== Segment start ==

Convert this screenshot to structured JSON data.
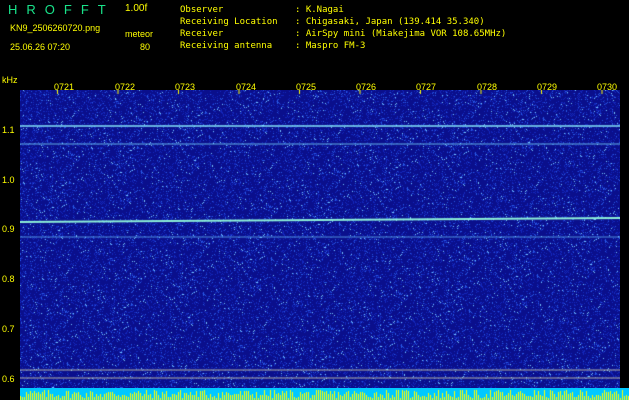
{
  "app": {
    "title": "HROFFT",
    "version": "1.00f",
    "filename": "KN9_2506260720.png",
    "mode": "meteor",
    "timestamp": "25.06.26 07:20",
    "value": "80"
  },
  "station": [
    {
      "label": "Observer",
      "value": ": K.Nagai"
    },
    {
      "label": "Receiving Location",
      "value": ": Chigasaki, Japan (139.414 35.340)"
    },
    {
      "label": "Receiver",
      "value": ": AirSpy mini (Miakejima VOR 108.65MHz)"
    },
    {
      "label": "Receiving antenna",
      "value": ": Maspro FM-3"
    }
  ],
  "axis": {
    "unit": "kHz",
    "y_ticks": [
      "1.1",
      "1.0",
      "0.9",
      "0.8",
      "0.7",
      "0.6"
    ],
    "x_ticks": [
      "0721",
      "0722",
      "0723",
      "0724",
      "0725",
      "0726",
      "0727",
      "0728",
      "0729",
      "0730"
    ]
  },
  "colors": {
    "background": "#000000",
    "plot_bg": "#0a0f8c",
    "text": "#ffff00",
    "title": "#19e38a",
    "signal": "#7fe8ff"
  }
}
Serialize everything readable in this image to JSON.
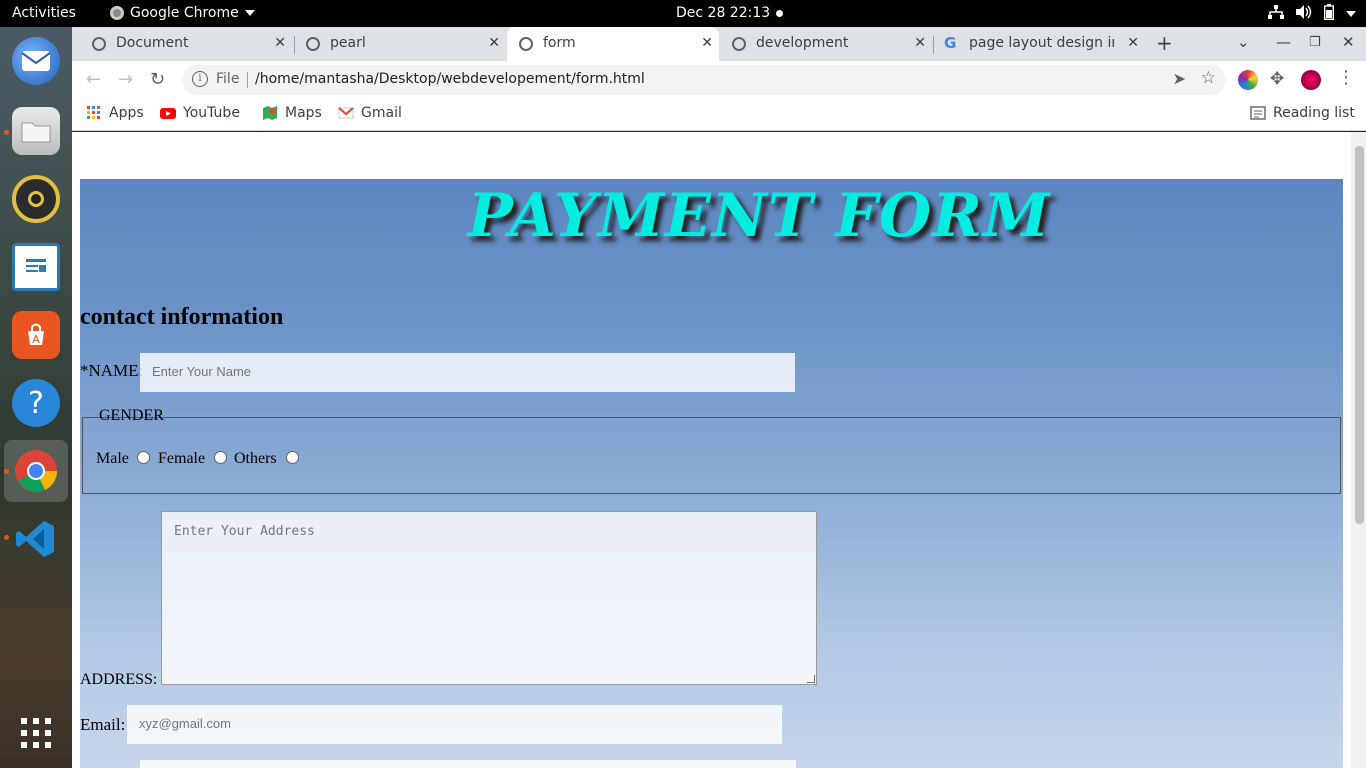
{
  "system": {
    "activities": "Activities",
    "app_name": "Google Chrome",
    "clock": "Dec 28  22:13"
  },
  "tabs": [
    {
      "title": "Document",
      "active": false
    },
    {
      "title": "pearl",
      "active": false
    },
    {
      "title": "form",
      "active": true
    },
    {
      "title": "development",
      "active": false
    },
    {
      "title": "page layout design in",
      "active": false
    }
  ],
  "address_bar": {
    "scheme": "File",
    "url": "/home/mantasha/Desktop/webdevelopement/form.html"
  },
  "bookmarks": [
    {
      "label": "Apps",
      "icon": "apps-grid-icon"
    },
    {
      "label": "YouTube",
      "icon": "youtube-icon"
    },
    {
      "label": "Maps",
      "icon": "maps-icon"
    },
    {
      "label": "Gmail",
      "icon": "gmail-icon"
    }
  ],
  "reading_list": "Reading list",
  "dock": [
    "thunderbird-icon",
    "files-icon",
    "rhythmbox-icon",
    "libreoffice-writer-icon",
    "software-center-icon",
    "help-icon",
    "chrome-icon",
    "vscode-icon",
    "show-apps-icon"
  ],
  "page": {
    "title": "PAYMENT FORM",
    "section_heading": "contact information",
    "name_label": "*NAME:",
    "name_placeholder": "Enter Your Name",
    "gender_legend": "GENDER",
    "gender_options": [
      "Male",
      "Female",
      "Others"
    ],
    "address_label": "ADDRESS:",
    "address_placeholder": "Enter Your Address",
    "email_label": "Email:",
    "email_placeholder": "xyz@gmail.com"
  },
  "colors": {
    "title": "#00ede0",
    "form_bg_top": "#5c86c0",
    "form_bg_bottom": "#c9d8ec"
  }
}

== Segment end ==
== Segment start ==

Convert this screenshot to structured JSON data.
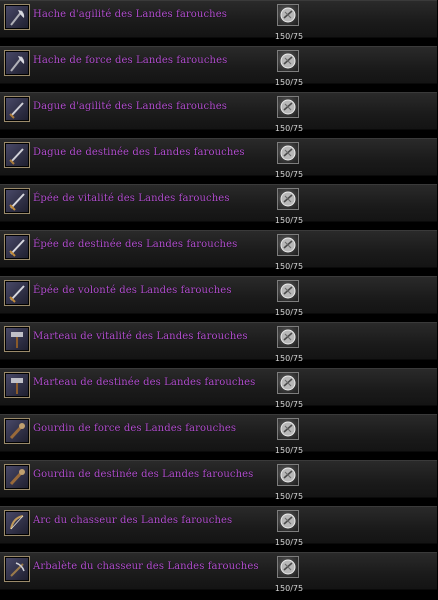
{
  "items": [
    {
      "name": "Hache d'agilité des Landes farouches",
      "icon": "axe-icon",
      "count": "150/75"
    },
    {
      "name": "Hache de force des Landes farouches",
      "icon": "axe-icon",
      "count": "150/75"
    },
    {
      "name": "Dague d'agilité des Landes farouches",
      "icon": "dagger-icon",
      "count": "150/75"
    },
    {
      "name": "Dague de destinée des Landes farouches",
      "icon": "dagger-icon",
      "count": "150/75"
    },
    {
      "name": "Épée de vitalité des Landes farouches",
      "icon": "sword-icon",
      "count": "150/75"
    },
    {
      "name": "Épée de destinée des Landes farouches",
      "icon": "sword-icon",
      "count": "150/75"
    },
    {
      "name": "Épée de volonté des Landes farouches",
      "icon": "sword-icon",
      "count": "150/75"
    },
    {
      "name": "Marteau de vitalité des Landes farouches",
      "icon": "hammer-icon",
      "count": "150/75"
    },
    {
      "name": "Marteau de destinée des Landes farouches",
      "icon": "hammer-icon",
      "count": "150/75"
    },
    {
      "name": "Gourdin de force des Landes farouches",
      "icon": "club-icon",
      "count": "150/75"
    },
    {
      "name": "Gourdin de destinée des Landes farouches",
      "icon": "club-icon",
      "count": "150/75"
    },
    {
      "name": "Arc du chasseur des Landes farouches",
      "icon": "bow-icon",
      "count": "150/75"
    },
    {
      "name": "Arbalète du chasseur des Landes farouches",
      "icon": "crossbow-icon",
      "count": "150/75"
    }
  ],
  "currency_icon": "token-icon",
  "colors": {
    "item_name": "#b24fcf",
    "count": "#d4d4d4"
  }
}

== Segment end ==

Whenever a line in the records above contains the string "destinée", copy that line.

> _TASK RESULT_
      "name": "Dague de destinée des Landes farouches",
      "name": "Épée de destinée des Landes farouches",
      "name": "Marteau de destinée des Landes farouches",
      "name": "Gourdin de destinée des Landes farouches",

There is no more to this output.